A Newfoundland stands between 26 and 28 inches tall at the shoulder and weighs between 100 and 150 pounds. The Newfoundland dog breed is heavily boned, muscular, and strong. The Newfoundland’s body is slightly longer than tall, head is large and broad, and the eyes are dark brown. The ears are triangular and folded. The tail is plumed and carried low. The Newfoundland has a double coat, with the undercoat soft and dense. The outer coat is coarse and moderately long. The backs of the legs are feathered. Coat colors include black, brown (bronze), gray (blue), and black and white. The coat needs thorough brushing two or three times per week, more during the spring and fall when shedding is at its worst. If the dog spends any time in the water, the coat should be thoroughly dried afterward to help prevent tangles and mats.
Most Newfoundlands drool, especially around dinnertime and after drinking. The Newfoundland needs exercise each day, but her requirements are not excessive. A good long walk morning and evening will suffice, as will a chance to go swimming. Young Newfoundlands with excess energy can be creative about getting into trouble and can be destructive chewers. Training should begin early; a Newfoundland could easily overpower her owner. Newfoundland puppies enjoy the socialization of a puppy class and will join in with the play of other puppies. Training and socialization should continue after puppy class; this is a working dog who needs a job to do.
Newfoundlands can be wonderful family dogs.

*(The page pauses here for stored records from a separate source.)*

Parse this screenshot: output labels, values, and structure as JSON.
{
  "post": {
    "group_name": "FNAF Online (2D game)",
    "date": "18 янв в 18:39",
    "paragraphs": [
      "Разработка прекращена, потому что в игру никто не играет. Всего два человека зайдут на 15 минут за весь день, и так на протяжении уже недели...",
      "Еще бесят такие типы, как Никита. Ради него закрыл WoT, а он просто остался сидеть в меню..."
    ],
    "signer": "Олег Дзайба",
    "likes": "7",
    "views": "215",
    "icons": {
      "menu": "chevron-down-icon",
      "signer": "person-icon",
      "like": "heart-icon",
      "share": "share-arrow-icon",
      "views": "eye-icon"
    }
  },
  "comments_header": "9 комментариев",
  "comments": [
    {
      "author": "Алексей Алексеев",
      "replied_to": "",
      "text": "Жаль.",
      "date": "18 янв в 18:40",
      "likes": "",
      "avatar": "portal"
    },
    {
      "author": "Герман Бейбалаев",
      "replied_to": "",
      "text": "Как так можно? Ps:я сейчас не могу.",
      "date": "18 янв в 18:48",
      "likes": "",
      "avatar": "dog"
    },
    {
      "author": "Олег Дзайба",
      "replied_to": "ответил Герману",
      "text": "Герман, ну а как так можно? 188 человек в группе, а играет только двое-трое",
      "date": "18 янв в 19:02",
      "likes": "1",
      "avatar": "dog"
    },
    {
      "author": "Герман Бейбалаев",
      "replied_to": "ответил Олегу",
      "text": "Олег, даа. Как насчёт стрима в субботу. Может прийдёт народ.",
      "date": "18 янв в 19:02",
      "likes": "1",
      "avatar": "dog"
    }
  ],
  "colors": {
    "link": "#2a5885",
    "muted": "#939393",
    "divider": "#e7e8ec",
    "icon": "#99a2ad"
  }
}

The Newfoundland puppies are big and clumsy and need to be taught to be gentle with small children. They are usually good with other dogs and can be good with small pets, although interactions should be supervised. Health concerns include hip and elbow dysplasia, bloat, torsion, and eye disorders.